EXERCISE MATERIAL:
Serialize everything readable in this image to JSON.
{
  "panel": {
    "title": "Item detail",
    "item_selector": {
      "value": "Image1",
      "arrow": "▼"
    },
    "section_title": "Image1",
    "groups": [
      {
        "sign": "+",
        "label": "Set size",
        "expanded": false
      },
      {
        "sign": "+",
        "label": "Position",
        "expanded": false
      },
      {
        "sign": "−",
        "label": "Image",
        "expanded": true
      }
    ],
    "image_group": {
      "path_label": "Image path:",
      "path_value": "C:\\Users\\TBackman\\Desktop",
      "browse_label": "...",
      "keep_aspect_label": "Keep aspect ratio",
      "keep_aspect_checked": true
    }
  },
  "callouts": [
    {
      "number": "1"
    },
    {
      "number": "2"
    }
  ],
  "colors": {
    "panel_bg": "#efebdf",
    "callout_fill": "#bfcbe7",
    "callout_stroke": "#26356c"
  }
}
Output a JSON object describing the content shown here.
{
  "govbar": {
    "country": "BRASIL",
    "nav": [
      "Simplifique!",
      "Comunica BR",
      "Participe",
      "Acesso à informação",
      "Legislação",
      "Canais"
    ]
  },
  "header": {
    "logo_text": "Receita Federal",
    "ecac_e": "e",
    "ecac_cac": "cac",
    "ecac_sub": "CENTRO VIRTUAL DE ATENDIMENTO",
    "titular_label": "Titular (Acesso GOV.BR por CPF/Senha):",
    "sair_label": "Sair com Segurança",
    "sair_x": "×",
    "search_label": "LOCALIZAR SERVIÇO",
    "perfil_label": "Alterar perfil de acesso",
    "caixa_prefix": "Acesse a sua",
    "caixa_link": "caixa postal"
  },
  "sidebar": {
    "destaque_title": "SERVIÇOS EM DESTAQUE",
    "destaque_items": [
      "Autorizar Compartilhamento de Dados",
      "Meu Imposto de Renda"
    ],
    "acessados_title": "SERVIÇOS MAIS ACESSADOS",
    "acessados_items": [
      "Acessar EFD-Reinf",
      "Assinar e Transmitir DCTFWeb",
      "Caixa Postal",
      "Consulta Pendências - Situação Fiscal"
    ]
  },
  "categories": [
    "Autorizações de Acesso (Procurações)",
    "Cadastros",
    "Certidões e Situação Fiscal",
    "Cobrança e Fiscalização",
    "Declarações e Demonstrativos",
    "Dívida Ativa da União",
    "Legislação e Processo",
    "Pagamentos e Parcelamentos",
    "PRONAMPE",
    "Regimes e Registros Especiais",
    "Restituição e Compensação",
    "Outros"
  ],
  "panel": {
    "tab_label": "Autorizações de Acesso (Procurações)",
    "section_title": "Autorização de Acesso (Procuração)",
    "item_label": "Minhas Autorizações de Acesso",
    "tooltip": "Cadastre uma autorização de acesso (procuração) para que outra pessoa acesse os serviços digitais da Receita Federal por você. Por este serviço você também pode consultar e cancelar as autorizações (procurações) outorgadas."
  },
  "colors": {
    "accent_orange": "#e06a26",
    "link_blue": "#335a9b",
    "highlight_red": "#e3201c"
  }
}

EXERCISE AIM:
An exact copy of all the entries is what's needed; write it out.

REPLY TO THE TASK:
Serialize everything readable in this image to JSON.
{
  "panel": {
    "title": "Item detail",
    "item_selector": {
      "value": "Image1",
      "arrow": "▼"
    },
    "section_title": "Image1",
    "groups": [
      {
        "sign": "+",
        "label": "Set size",
        "expanded": false
      },
      {
        "sign": "+",
        "label": "Position",
        "expanded": false
      },
      {
        "sign": "−",
        "label": "Image",
        "expanded": true
      }
    ],
    "image_group": {
      "path_label": "Image path:",
      "path_value": "C:\\Users\\TBackman\\Desktop",
      "browse_label": "...",
      "keep_aspect_label": "Keep aspect ratio",
      "keep_aspect_checked": true
    }
  },
  "callouts": [
    {
      "number": "1"
    },
    {
      "number": "2"
    }
  ],
  "colors": {
    "panel_bg": "#efebdf",
    "callout_fill": "#bfcbe7",
    "callout_stroke": "#26356c"
  }
}
Output a JSON object describing the content shown here.
{
  "govbar": {
    "country": "BRASIL",
    "nav": [
      "Simplifique!",
      "Comunica BR",
      "Participe",
      "Acesso à informação",
      "Legislação",
      "Canais"
    ]
  },
  "header": {
    "logo_text": "Receita Federal",
    "ecac_e": "e",
    "ecac_cac": "cac",
    "ecac_sub": "CENTRO VIRTUAL DE ATENDIMENTO",
    "titular_label": "Titular (Acesso GOV.BR por CPF/Senha):",
    "sair_label": "Sair com Segurança",
    "sair_x": "×",
    "search_label": "LOCALIZAR SERVIÇO",
    "perfil_label": "Alterar perfil de acesso",
    "caixa_prefix": "Acesse a sua",
    "caixa_link": "caixa postal"
  },
  "sidebar": {
    "destaque_title": "SERVIÇOS EM DESTAQUE",
    "destaque_items": [
      "Autorizar Compartilhamento de Dados",
      "Meu Imposto de Renda"
    ],
    "acessados_title": "SERVIÇOS MAIS ACESSADOS",
    "acessados_items": [
      "Acessar EFD-Reinf",
      "Assinar e Transmitir DCTFWeb",
      "Caixa Postal",
      "Consulta Pendências - Situação Fiscal"
    ]
  },
  "categories": [
    "Autorizações de Acesso (Procurações)",
    "Cadastros",
    "Certidões e Situação Fiscal",
    "Cobrança e Fiscalização",
    "Declarações e Demonstrativos",
    "Dívida Ativa da União",
    "Legislação e Processo",
    "Pagamentos e Parcelamentos",
    "PRONAMPE",
    "Regimes e Registros Especiais",
    "Restituição e Compensação",
    "Outros"
  ],
  "panel": {
    "tab_label": "Autorizações de Acesso (Procurações)",
    "section_title": "Autorização de Acesso (Procuração)",
    "item_label": "Minhas Autorizações de Acesso",
    "tooltip": "Cadastre uma autorização de acesso (procuração) para que outra pessoa acesse os serviços digitais da Receita Federal por você. Por este serviço você também pode consultar e cancelar as autorizações (procurações) outorgadas."
  },
  "colors": {
    "accent_orange": "#e06a26",
    "link_blue": "#335a9b",
    "highlight_red": "#e3201c"
  }
}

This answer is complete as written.